Print the entries that appear below, exactly as written and without their pictures.

### Data for this task ###

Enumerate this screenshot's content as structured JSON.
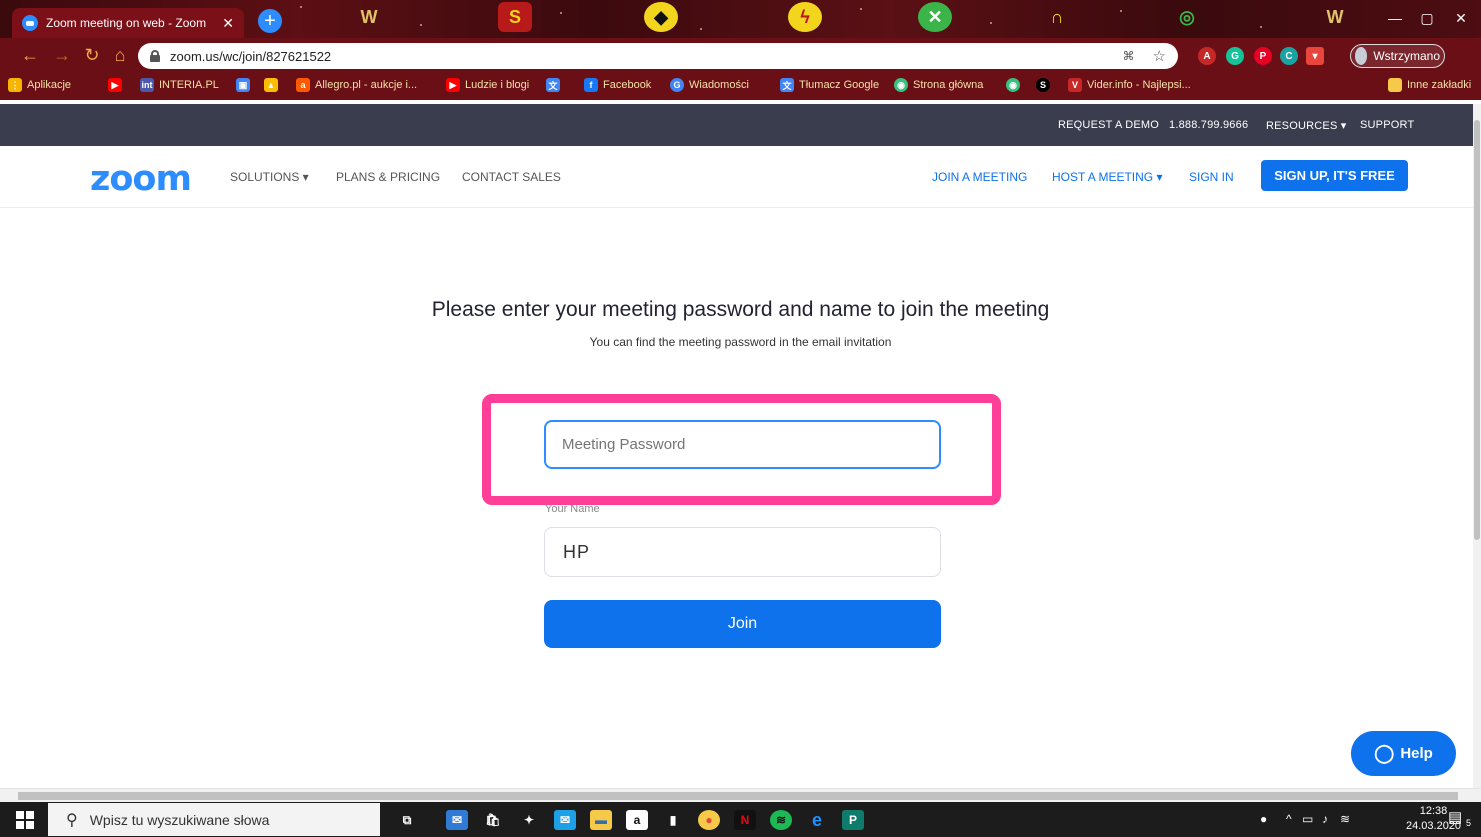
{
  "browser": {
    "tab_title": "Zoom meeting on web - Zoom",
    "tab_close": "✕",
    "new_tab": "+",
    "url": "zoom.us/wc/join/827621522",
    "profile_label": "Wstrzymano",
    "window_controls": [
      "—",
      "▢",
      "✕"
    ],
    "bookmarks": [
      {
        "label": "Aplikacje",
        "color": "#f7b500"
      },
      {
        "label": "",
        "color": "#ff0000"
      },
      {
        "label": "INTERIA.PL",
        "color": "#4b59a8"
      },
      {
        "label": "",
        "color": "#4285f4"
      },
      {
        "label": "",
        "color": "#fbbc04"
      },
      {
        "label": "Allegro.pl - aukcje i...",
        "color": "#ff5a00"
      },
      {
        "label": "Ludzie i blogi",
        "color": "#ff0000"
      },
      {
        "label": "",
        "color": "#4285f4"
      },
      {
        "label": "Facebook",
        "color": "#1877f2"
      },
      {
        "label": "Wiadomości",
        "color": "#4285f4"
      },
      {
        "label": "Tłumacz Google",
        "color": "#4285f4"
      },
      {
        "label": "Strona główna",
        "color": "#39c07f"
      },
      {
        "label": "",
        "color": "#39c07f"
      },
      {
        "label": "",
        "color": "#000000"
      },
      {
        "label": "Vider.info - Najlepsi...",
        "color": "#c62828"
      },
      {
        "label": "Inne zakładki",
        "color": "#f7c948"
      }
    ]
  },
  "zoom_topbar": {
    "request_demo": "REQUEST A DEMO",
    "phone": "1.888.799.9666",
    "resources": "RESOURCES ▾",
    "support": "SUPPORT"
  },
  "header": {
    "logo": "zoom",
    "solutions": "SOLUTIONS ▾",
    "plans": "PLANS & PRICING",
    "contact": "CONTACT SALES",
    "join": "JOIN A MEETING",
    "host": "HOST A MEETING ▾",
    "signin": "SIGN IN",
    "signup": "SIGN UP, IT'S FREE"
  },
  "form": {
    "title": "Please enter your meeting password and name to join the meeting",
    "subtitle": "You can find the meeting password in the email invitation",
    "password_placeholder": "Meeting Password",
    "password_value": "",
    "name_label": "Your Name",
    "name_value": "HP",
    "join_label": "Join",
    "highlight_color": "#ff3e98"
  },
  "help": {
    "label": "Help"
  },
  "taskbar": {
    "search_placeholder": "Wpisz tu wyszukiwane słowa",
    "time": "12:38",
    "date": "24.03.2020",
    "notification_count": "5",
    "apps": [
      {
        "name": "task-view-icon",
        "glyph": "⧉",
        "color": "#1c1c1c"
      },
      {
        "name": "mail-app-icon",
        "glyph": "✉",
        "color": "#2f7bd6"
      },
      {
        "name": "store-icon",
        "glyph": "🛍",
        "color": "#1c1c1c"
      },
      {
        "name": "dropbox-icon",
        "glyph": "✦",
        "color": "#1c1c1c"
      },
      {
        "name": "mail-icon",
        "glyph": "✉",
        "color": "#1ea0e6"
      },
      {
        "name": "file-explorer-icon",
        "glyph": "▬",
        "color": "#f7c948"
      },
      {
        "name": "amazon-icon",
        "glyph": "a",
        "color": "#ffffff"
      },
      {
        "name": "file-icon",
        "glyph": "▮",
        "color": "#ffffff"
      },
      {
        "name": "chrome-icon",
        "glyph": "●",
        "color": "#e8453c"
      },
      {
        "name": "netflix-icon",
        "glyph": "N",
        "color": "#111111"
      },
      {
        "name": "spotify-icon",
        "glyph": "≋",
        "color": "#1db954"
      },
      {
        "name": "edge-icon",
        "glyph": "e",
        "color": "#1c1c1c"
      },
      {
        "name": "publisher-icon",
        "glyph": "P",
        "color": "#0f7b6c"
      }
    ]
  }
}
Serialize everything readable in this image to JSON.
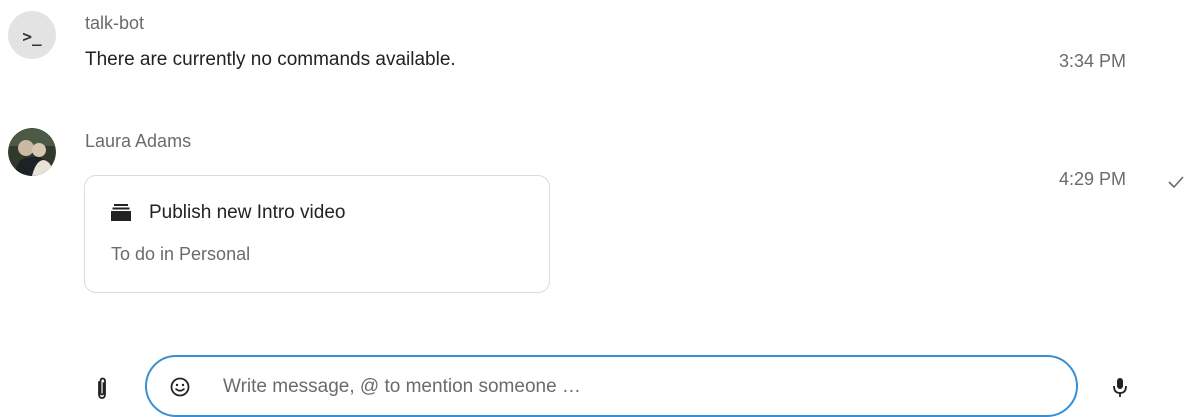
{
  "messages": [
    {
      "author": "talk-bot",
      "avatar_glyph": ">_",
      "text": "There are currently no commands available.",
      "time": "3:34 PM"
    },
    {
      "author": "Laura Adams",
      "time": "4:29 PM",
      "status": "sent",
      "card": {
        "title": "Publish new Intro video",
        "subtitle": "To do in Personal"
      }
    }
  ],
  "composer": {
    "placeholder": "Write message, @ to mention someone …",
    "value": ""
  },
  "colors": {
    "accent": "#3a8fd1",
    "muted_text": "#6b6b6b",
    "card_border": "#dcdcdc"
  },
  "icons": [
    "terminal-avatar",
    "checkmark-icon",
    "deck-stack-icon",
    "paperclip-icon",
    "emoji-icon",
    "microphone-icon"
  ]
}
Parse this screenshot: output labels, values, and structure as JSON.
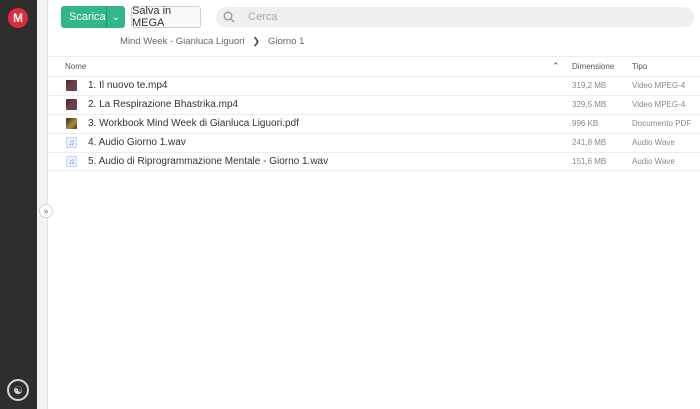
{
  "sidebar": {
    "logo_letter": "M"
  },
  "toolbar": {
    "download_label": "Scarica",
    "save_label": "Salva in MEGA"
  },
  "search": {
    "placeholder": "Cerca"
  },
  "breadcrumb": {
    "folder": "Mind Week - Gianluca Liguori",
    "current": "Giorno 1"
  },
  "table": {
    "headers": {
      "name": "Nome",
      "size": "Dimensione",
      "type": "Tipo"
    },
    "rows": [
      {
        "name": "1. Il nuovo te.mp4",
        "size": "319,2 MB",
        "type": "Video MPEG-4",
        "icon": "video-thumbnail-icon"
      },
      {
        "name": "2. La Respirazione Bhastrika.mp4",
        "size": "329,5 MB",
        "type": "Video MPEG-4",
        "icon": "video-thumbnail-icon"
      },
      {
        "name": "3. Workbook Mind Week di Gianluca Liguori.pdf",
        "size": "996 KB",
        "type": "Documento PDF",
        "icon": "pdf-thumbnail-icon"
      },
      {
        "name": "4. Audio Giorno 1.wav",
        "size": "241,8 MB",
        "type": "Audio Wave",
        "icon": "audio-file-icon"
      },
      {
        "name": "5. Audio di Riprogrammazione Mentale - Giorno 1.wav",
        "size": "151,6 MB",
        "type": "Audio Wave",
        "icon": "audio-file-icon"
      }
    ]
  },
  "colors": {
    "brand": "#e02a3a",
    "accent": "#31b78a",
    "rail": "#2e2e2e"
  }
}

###

### Exercise solution:
Enumerate this screenshot's content as structured JSON.
{
  "browser": {
    "tab_title": "Zoom meeting on web - Zoom",
    "tab_close": "✕",
    "new_tab": "+",
    "url": "zoom.us/wc/join/827621522",
    "profile_label": "Wstrzymano",
    "window_controls": [
      "—",
      "▢",
      "✕"
    ],
    "bookmarks": [
      {
        "label": "Aplikacje",
        "color": "#f7b500"
      },
      {
        "label": "",
        "color": "#ff0000"
      },
      {
        "label": "INTERIA.PL",
        "color": "#4b59a8"
      },
      {
        "label": "",
        "color": "#4285f4"
      },
      {
        "label": "",
        "color": "#fbbc04"
      },
      {
        "label": "Allegro.pl - aukcje i...",
        "color": "#ff5a00"
      },
      {
        "label": "Ludzie i blogi",
        "color": "#ff0000"
      },
      {
        "label": "",
        "color": "#4285f4"
      },
      {
        "label": "Facebook",
        "color": "#1877f2"
      },
      {
        "label": "Wiadomości",
        "color": "#4285f4"
      },
      {
        "label": "Tłumacz Google",
        "color": "#4285f4"
      },
      {
        "label": "Strona główna",
        "color": "#39c07f"
      },
      {
        "label": "",
        "color": "#39c07f"
      },
      {
        "label": "",
        "color": "#000000"
      },
      {
        "label": "Vider.info - Najlepsi...",
        "color": "#c62828"
      },
      {
        "label": "Inne zakładki",
        "color": "#f7c948"
      }
    ]
  },
  "zoom_topbar": {
    "request_demo": "REQUEST A DEMO",
    "phone": "1.888.799.9666",
    "resources": "RESOURCES ▾",
    "support": "SUPPORT"
  },
  "header": {
    "logo": "zoom",
    "solutions": "SOLUTIONS ▾",
    "plans": "PLANS & PRICING",
    "contact": "CONTACT SALES",
    "join": "JOIN A MEETING",
    "host": "HOST A MEETING ▾",
    "signin": "SIGN IN",
    "signup": "SIGN UP, IT'S FREE"
  },
  "form": {
    "title": "Please enter your meeting password and name to join the meeting",
    "subtitle": "You can find the meeting password in the email invitation",
    "password_placeholder": "Meeting Password",
    "password_value": "",
    "name_label": "Your Name",
    "name_value": "HP",
    "join_label": "Join",
    "highlight_color": "#ff3e98"
  },
  "help": {
    "label": "Help"
  },
  "taskbar": {
    "search_placeholder": "Wpisz tu wyszukiwane słowa",
    "time": "12:38",
    "date": "24.03.2020",
    "notification_count": "5",
    "apps": [
      {
        "name": "task-view-icon",
        "glyph": "⧉",
        "color": "#1c1c1c"
      },
      {
        "name": "mail-app-icon",
        "glyph": "✉",
        "color": "#2f7bd6"
      },
      {
        "name": "store-icon",
        "glyph": "🛍",
        "color": "#1c1c1c"
      },
      {
        "name": "dropbox-icon",
        "glyph": "✦",
        "color": "#1c1c1c"
      },
      {
        "name": "mail-icon",
        "glyph": "✉",
        "color": "#1ea0e6"
      },
      {
        "name": "file-explorer-icon",
        "glyph": "▬",
        "color": "#f7c948"
      },
      {
        "name": "amazon-icon",
        "glyph": "a",
        "color": "#ffffff"
      },
      {
        "name": "file-icon",
        "glyph": "▮",
        "color": "#ffffff"
      },
      {
        "name": "chrome-icon",
        "glyph": "●",
        "color": "#e8453c"
      },
      {
        "name": "netflix-icon",
        "glyph": "N",
        "color": "#111111"
      },
      {
        "name": "spotify-icon",
        "glyph": "≋",
        "color": "#1db954"
      },
      {
        "name": "edge-icon",
        "glyph": "e",
        "color": "#1c1c1c"
      },
      {
        "name": "publisher-icon",
        "glyph": "P",
        "color": "#0f7b6c"
      }
    ]
  }
}
Serialize everything readable in this image to JSON.
{
  "messages": [
    {
      "author": "talk-bot",
      "avatar_glyph": ">_",
      "text": "There are currently no commands available.",
      "time": "3:34 PM"
    },
    {
      "author": "Laura Adams",
      "time": "4:29 PM",
      "status": "sent",
      "card": {
        "title": "Publish new Intro video",
        "subtitle": "To do in Personal"
      }
    }
  ],
  "composer": {
    "placeholder": "Write message, @ to mention someone …",
    "value": ""
  },
  "colors": {
    "accent": "#3a8fd1",
    "muted_text": "#6b6b6b",
    "card_border": "#dcdcdc"
  },
  "icons": [
    "terminal-avatar",
    "checkmark-icon",
    "deck-stack-icon",
    "paperclip-icon",
    "emoji-icon",
    "microphone-icon"
  ]
}
Parse this screenshot: output labels, values, and structure as JSON.
{
  "sidebar": {
    "logo_letter": "M"
  },
  "toolbar": {
    "download_label": "Scarica",
    "save_label": "Salva in MEGA"
  },
  "search": {
    "placeholder": "Cerca"
  },
  "breadcrumb": {
    "folder": "Mind Week - Gianluca Liguori",
    "current": "Giorno 1"
  },
  "table": {
    "headers": {
      "name": "Nome",
      "size": "Dimensione",
      "type": "Tipo"
    },
    "rows": [
      {
        "name": "1. Il nuovo te.mp4",
        "size": "319,2 MB",
        "type": "Video MPEG-4",
        "icon": "video-thumbnail-icon"
      },
      {
        "name": "2. La Respirazione Bhastrika.mp4",
        "size": "329,5 MB",
        "type": "Video MPEG-4",
        "icon": "video-thumbnail-icon"
      },
      {
        "name": "3. Workbook Mind Week di Gianluca Liguori.pdf",
        "size": "996 KB",
        "type": "Documento PDF",
        "icon": "pdf-thumbnail-icon"
      },
      {
        "name": "4. Audio Giorno 1.wav",
        "size": "241,8 MB",
        "type": "Audio Wave",
        "icon": "audio-file-icon"
      },
      {
        "name": "5. Audio di Riprogrammazione Mentale - Giorno 1.wav",
        "size": "151,6 MB",
        "type": "Audio Wave",
        "icon": "audio-file-icon"
      }
    ]
  },
  "colors": {
    "brand": "#e02a3a",
    "accent": "#31b78a",
    "rail": "#2e2e2e"
  }
}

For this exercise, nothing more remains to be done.